━━━━━ THE DATA ━━━━━

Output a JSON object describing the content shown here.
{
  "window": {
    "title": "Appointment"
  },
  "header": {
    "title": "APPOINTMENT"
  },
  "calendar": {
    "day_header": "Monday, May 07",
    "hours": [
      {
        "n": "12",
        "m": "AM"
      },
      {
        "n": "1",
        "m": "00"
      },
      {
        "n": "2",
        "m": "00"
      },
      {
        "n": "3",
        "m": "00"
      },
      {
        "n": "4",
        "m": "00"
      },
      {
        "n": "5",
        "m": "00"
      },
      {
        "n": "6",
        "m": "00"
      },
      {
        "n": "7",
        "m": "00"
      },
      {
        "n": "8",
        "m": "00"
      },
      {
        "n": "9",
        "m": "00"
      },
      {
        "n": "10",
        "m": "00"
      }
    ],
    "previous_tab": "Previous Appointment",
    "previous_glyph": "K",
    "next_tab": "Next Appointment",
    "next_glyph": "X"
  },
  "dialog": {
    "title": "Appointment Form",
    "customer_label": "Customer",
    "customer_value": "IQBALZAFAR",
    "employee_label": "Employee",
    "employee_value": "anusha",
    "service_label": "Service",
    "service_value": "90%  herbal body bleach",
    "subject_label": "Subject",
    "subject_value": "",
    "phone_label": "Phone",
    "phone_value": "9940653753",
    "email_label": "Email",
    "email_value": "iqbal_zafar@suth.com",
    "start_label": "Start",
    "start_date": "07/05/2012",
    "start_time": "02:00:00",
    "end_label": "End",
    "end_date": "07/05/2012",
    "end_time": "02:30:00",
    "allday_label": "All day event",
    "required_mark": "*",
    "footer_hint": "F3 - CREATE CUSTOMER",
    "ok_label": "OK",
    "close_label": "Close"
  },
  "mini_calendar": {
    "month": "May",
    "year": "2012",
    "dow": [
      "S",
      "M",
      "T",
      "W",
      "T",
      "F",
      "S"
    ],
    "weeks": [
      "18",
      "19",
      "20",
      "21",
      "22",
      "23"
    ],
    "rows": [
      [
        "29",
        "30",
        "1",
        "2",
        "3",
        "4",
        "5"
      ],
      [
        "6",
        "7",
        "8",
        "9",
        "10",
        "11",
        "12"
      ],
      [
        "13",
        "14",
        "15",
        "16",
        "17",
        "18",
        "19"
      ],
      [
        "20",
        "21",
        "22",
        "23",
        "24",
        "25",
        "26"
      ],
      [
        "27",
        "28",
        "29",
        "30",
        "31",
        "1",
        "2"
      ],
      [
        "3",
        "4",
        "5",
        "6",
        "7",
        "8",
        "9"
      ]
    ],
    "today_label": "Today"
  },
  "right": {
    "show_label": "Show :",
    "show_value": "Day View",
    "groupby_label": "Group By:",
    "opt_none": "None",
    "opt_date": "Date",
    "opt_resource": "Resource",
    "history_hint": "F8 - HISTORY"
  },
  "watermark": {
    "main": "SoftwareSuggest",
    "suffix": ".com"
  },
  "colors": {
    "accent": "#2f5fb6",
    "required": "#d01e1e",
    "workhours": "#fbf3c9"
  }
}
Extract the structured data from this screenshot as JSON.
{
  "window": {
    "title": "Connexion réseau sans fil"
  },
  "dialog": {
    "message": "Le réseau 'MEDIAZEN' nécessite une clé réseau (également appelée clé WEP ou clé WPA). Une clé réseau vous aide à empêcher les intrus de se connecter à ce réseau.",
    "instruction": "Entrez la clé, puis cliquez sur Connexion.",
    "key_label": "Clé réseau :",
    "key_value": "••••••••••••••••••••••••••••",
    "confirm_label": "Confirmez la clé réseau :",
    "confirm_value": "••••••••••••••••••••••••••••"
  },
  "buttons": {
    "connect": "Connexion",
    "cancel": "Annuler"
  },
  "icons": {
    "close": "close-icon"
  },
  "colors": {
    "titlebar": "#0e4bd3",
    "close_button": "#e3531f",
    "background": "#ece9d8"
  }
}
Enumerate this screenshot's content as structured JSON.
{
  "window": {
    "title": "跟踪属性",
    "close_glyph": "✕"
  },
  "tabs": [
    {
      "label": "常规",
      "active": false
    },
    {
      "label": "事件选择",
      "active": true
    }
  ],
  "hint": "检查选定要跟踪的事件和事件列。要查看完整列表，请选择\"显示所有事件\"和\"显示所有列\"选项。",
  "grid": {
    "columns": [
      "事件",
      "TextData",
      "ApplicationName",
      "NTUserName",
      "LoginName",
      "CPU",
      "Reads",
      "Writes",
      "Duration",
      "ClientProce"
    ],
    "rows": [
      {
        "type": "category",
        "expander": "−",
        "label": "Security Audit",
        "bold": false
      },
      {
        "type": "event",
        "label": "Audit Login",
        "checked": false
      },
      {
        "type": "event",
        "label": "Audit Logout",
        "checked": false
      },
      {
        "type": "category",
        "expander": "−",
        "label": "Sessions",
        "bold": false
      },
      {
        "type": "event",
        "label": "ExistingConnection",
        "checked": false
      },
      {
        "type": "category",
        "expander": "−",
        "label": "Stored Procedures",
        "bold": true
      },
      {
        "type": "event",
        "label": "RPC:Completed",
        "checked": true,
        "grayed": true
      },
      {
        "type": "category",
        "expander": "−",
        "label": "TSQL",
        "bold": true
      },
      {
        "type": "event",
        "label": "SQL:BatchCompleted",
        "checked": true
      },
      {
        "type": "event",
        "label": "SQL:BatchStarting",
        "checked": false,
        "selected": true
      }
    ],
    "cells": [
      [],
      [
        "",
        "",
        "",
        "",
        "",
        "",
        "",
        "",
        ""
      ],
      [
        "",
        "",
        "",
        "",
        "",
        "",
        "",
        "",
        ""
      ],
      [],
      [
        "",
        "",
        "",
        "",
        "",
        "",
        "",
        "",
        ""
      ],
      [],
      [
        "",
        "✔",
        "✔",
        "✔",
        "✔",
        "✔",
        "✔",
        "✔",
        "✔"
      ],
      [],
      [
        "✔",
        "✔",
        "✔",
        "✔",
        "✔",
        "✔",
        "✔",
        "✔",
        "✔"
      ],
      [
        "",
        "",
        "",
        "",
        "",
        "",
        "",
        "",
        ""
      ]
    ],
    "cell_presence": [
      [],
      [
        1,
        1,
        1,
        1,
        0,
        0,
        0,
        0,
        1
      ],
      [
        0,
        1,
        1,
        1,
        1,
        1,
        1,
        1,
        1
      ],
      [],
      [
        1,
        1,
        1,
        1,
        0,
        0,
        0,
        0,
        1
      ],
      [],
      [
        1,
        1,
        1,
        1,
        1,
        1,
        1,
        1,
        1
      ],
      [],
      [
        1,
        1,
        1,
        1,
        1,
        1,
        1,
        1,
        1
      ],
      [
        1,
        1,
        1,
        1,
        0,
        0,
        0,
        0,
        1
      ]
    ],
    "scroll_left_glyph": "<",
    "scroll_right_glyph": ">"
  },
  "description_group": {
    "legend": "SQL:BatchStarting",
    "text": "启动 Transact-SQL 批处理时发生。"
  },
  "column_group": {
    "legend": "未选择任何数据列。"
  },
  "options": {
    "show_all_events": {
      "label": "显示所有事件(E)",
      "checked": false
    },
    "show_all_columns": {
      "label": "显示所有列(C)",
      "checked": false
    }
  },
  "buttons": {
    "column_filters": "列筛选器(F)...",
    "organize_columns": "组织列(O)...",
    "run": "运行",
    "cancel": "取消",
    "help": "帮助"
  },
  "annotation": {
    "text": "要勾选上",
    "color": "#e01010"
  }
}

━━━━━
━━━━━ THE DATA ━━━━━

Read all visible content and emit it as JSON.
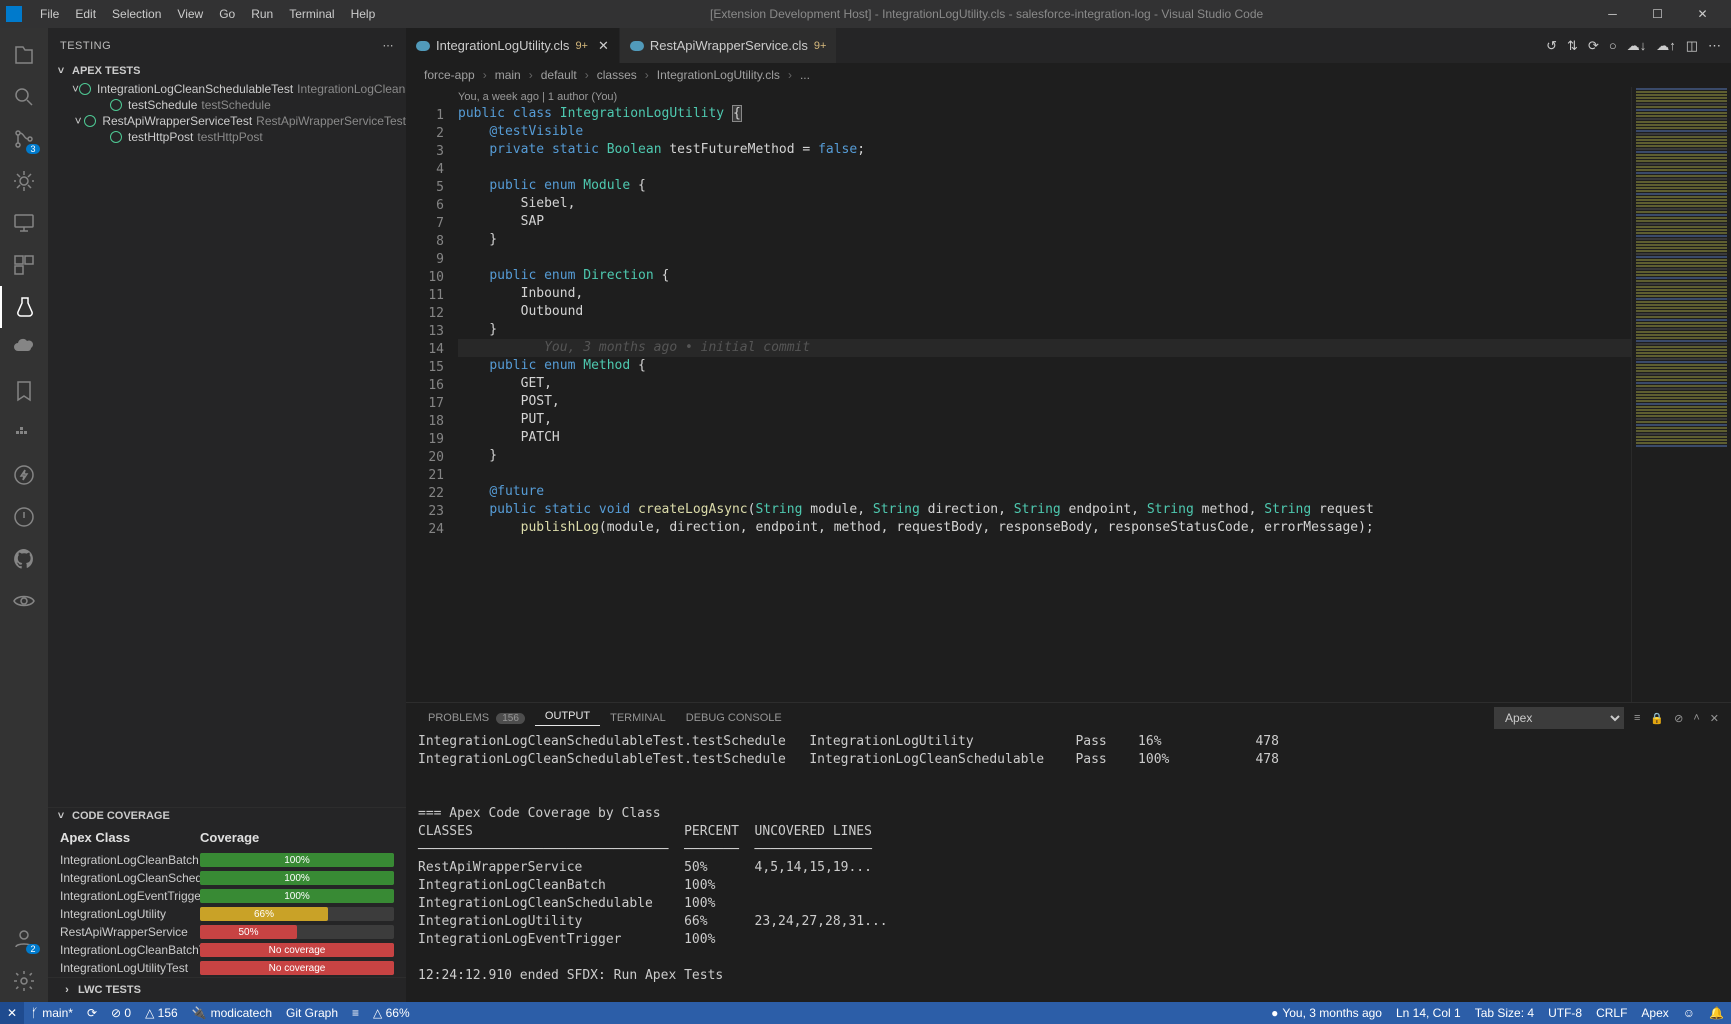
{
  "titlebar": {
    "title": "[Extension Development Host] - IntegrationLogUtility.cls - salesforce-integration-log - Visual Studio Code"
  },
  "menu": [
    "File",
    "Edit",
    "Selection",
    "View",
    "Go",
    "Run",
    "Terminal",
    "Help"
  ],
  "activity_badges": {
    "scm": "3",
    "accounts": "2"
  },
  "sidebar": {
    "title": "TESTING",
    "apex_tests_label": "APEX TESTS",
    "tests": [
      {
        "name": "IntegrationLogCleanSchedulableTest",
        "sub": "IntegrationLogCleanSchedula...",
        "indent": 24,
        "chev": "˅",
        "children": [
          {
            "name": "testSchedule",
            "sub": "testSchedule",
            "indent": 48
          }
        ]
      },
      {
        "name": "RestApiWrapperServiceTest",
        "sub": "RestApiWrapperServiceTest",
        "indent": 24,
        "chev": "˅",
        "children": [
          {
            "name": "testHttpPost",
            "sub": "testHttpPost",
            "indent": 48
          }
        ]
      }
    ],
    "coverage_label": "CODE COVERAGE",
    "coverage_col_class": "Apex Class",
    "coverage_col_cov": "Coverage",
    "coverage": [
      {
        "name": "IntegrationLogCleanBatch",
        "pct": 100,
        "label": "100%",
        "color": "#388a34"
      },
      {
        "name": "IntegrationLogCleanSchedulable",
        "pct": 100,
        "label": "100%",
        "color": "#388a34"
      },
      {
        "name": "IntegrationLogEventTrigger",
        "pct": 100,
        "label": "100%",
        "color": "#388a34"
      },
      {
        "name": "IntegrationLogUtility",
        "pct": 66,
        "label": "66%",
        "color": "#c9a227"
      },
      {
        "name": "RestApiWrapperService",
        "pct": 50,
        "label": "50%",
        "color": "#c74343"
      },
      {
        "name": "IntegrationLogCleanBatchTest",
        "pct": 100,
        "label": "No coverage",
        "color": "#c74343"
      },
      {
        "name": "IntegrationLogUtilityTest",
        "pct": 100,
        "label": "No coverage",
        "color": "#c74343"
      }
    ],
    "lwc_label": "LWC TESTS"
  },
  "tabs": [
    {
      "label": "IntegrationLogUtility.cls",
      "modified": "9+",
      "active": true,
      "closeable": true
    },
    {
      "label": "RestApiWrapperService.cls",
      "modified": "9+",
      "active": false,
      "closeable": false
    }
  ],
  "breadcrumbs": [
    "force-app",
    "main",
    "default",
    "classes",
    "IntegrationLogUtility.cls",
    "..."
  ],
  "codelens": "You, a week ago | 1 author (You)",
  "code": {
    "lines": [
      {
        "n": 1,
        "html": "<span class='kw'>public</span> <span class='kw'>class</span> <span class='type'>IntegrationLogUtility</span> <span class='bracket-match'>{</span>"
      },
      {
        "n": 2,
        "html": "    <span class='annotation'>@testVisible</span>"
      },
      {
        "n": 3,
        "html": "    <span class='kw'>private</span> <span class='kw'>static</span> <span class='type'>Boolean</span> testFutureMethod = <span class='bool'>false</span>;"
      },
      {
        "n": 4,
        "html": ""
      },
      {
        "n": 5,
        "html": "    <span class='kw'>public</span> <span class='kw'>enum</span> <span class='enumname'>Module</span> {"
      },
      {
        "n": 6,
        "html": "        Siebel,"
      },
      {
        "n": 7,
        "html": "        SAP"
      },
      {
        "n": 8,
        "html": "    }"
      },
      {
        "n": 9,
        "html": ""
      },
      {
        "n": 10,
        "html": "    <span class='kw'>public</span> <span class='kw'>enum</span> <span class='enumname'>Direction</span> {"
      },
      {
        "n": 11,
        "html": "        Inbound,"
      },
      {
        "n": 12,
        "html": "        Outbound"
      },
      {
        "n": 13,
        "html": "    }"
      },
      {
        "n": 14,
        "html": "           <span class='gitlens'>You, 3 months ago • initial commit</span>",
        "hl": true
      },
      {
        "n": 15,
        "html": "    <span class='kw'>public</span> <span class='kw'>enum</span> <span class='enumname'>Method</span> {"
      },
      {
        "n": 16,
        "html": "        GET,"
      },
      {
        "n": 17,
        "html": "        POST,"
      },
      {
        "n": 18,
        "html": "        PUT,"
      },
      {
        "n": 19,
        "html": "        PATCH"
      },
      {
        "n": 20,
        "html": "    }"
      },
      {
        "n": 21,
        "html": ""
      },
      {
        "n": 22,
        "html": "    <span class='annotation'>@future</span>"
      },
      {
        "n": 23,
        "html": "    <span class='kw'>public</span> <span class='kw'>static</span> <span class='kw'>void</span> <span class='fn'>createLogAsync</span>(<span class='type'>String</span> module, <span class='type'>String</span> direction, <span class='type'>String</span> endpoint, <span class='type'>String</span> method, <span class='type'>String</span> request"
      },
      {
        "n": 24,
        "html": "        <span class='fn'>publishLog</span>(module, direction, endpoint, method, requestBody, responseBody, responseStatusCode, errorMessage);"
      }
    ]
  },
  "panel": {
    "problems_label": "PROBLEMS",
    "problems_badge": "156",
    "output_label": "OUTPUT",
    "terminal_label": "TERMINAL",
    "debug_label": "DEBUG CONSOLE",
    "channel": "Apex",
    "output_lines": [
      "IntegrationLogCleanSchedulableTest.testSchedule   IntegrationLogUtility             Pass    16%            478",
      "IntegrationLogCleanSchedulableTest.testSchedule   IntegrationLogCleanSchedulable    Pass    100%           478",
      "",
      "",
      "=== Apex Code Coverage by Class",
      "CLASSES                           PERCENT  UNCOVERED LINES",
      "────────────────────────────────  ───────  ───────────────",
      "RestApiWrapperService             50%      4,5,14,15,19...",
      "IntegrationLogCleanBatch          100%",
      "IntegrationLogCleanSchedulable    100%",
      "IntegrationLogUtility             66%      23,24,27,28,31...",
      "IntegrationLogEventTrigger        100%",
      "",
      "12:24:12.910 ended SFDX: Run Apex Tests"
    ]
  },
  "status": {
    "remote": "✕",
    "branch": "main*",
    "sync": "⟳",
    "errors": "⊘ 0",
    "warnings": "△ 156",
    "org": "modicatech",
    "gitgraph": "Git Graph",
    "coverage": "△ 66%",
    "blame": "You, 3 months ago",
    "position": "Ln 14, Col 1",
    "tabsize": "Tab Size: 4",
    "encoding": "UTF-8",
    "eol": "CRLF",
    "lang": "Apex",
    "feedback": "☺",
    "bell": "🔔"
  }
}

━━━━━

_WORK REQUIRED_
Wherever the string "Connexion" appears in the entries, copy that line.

_RESULT FOR THIS EXERCISE_
    "title": "Connexion réseau sans fil"
    "instruction": "Entrez la clé, puis cliquez sur Connexion.",
    "connect": "Connexion",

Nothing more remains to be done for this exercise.